> **App and web page records**:
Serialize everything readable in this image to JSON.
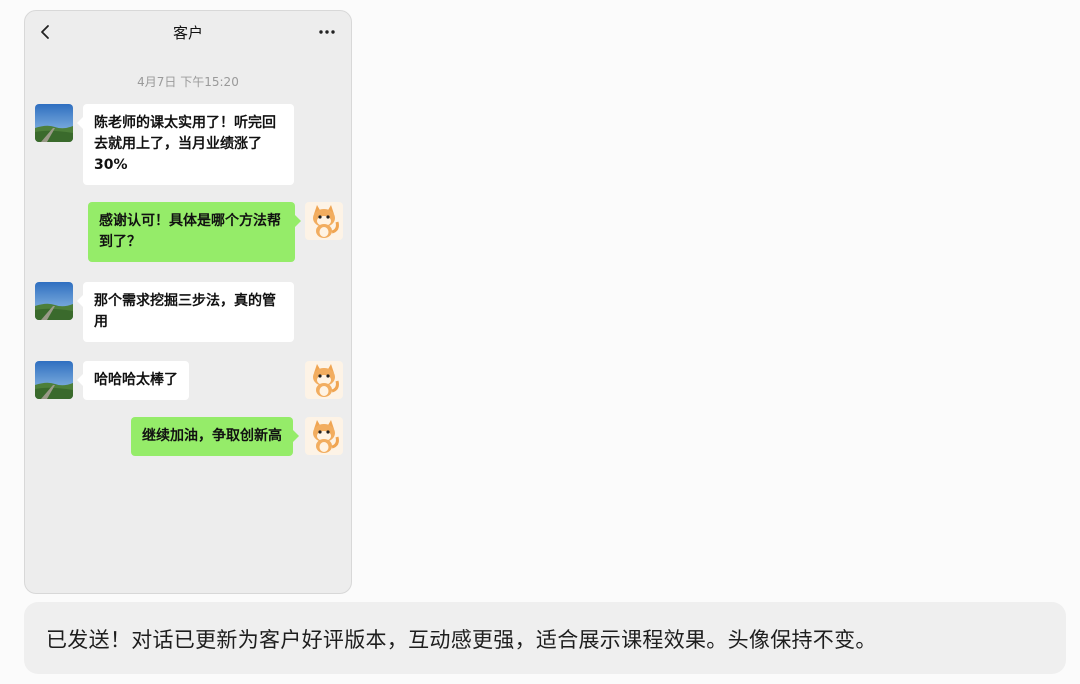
{
  "chat": {
    "title": "客户",
    "timestamp": "4月7日 下午15:20",
    "messages": [
      {
        "side": "in",
        "text": "陈老师的课太实用了！听完回去就用上了，当月业绩涨了30%"
      },
      {
        "side": "out",
        "text": "感谢认可！具体是哪个方法帮到了？"
      },
      {
        "side": "in",
        "text": "那个需求挖掘三步法，真的管用"
      },
      {
        "side": "in",
        "text": "哈哈哈太棒了"
      },
      {
        "side": "out",
        "text": "继续加油，争取创新高"
      }
    ]
  },
  "icons": {
    "back": "chevron-left-icon",
    "more": "more-dots-icon",
    "customer_avatar": "landscape-avatar",
    "self_avatar": "cat-avatar"
  },
  "colors": {
    "outgoing_bubble": "#95ec69",
    "incoming_bubble": "#ffffff",
    "chat_background": "#ededed"
  },
  "assistant_note": {
    "text": "已发送！对话已更新为客户好评版本，互动感更强，适合展示课程效果。头像保持不变。"
  }
}
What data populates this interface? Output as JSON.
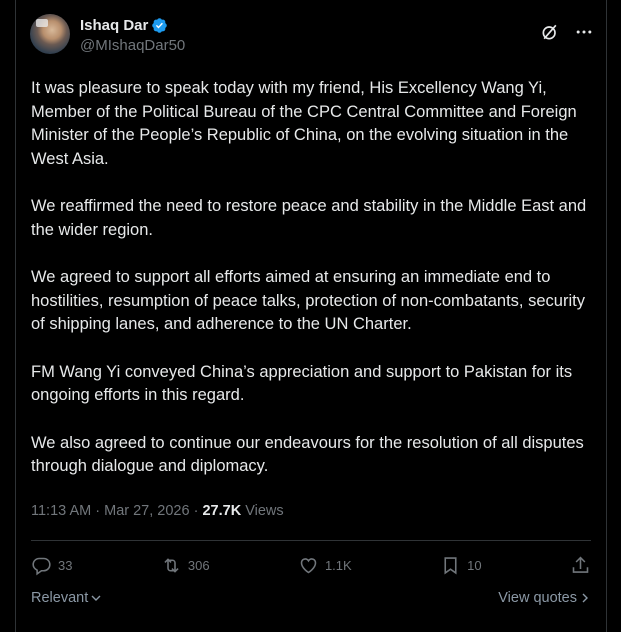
{
  "author": {
    "display_name": "Ishaq Dar",
    "handle": "@MIshaqDar50"
  },
  "icons": {
    "verified": "verified-badge-icon",
    "grok": "grok-icon",
    "more": "more-icon",
    "reply": "reply-icon",
    "repost": "repost-icon",
    "like": "heart-icon",
    "bookmark": "bookmark-icon",
    "share": "share-icon"
  },
  "colors": {
    "background": "#000000",
    "text": "#e7e9ea",
    "muted": "#71767b",
    "verified": "#1d9bf0",
    "border": "#2f3336"
  },
  "post": {
    "paragraphs": [
      "It was pleasure to speak today with my friend, His Excellency Wang Yi, Member of the Political Bureau of the CPC Central Committee and Foreign Minister of the People’s Republic of China, on the evolving situation in the West Asia.",
      "We reaffirmed the need to restore peace and stability in the Middle East and the wider region.",
      "We agreed to support all efforts aimed at ensuring an immediate end to hostilities, resumption of peace talks, protection of non-combatants, security of shipping lanes, and adherence to the UN Charter.",
      "FM Wang Yi conveyed China’s appreciation and support to Pakistan for its ongoing efforts in this regard.",
      "We also agreed to continue our endeavours for the resolution of all disputes through dialogue and diplomacy."
    ],
    "time": "11:13 AM",
    "separator": "·",
    "date": "Mar 27, 2026",
    "views_count": "27.7K",
    "views_label": "Views"
  },
  "actions": {
    "replies": "33",
    "reposts": "306",
    "likes": "1.1K",
    "bookmarks": "10"
  },
  "footer": {
    "sort_label": "Relevant",
    "view_quotes_label": "View quotes"
  }
}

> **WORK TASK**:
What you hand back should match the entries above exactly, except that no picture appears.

> **ANSWER BELOW**:
Serialize everything readable in this image to JSON.
{
  "chat": {
    "title": "客户",
    "timestamp": "4月7日 下午15:20",
    "messages": [
      {
        "side": "in",
        "text": "陈老师的课太实用了！听完回去就用上了，当月业绩涨了30%"
      },
      {
        "side": "out",
        "text": "感谢认可！具体是哪个方法帮到了？"
      },
      {
        "side": "in",
        "text": "那个需求挖掘三步法，真的管用"
      },
      {
        "side": "in",
        "text": "哈哈哈太棒了"
      },
      {
        "side": "out",
        "text": "继续加油，争取创新高"
      }
    ]
  },
  "icons": {
    "back": "chevron-left-icon",
    "more": "more-dots-icon",
    "customer_avatar": "landscape-avatar",
    "self_avatar": "cat-avatar"
  },
  "colors": {
    "outgoing_bubble": "#95ec69",
    "incoming_bubble": "#ffffff",
    "chat_background": "#ededed"
  },
  "assistant_note": {
    "text": "已发送！对话已更新为客户好评版本，互动感更强，适合展示课程效果。头像保持不变。"
  }
}
What data populates this interface? Output as JSON.
{
  "author": {
    "display_name": "Ishaq Dar",
    "handle": "@MIshaqDar50"
  },
  "icons": {
    "verified": "verified-badge-icon",
    "grok": "grok-icon",
    "more": "more-icon",
    "reply": "reply-icon",
    "repost": "repost-icon",
    "like": "heart-icon",
    "bookmark": "bookmark-icon",
    "share": "share-icon"
  },
  "colors": {
    "background": "#000000",
    "text": "#e7e9ea",
    "muted": "#71767b",
    "verified": "#1d9bf0",
    "border": "#2f3336"
  },
  "post": {
    "paragraphs": [
      "It was pleasure to speak today with my friend, His Excellency Wang Yi, Member of the Political Bureau of the CPC Central Committee and Foreign Minister of the People’s Republic of China, on the evolving situation in the West Asia.",
      "We reaffirmed the need to restore peace and stability in the Middle East and the wider region.",
      "We agreed to support all efforts aimed at ensuring an immediate end to hostilities, resumption of peace talks, protection of non-combatants, security of shipping lanes, and adherence to the UN Charter.",
      "FM Wang Yi conveyed China’s appreciation and support to Pakistan for its ongoing efforts in this regard.",
      "We also agreed to continue our endeavours for the resolution of all disputes through dialogue and diplomacy."
    ],
    "time": "11:13 AM",
    "separator": "·",
    "date": "Mar 27, 2026",
    "views_count": "27.7K",
    "views_label": "Views"
  },
  "actions": {
    "replies": "33",
    "reposts": "306",
    "likes": "1.1K",
    "bookmarks": "10"
  },
  "footer": {
    "sort_label": "Relevant",
    "view_quotes_label": "View quotes"
  }
}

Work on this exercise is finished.